Material for the task section start

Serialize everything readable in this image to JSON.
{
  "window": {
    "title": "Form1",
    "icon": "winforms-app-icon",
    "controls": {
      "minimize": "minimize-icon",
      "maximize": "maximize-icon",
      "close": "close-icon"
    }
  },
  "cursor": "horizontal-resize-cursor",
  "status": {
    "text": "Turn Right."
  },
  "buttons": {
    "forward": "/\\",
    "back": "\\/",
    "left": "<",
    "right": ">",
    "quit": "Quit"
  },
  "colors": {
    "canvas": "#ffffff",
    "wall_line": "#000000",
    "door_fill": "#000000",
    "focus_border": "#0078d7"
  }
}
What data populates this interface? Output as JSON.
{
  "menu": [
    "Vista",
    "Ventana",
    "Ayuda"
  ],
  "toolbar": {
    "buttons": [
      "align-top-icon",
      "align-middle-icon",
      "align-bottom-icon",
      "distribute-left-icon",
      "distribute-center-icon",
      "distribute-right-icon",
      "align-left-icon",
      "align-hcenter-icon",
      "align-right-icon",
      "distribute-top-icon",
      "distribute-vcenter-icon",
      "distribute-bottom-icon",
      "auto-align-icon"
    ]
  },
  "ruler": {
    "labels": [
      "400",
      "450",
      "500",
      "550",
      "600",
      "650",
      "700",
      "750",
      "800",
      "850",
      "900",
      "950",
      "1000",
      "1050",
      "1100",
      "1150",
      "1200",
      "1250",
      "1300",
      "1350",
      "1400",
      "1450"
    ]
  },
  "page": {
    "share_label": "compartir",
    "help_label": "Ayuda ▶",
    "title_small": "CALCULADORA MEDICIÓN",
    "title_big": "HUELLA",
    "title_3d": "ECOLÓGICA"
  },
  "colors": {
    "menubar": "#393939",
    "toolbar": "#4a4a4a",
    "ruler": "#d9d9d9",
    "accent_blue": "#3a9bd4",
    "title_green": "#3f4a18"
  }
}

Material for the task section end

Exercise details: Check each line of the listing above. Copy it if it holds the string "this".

The completed task:
Serialize everything readable in this image to JSON.
What data populates this interface? Output as JSON.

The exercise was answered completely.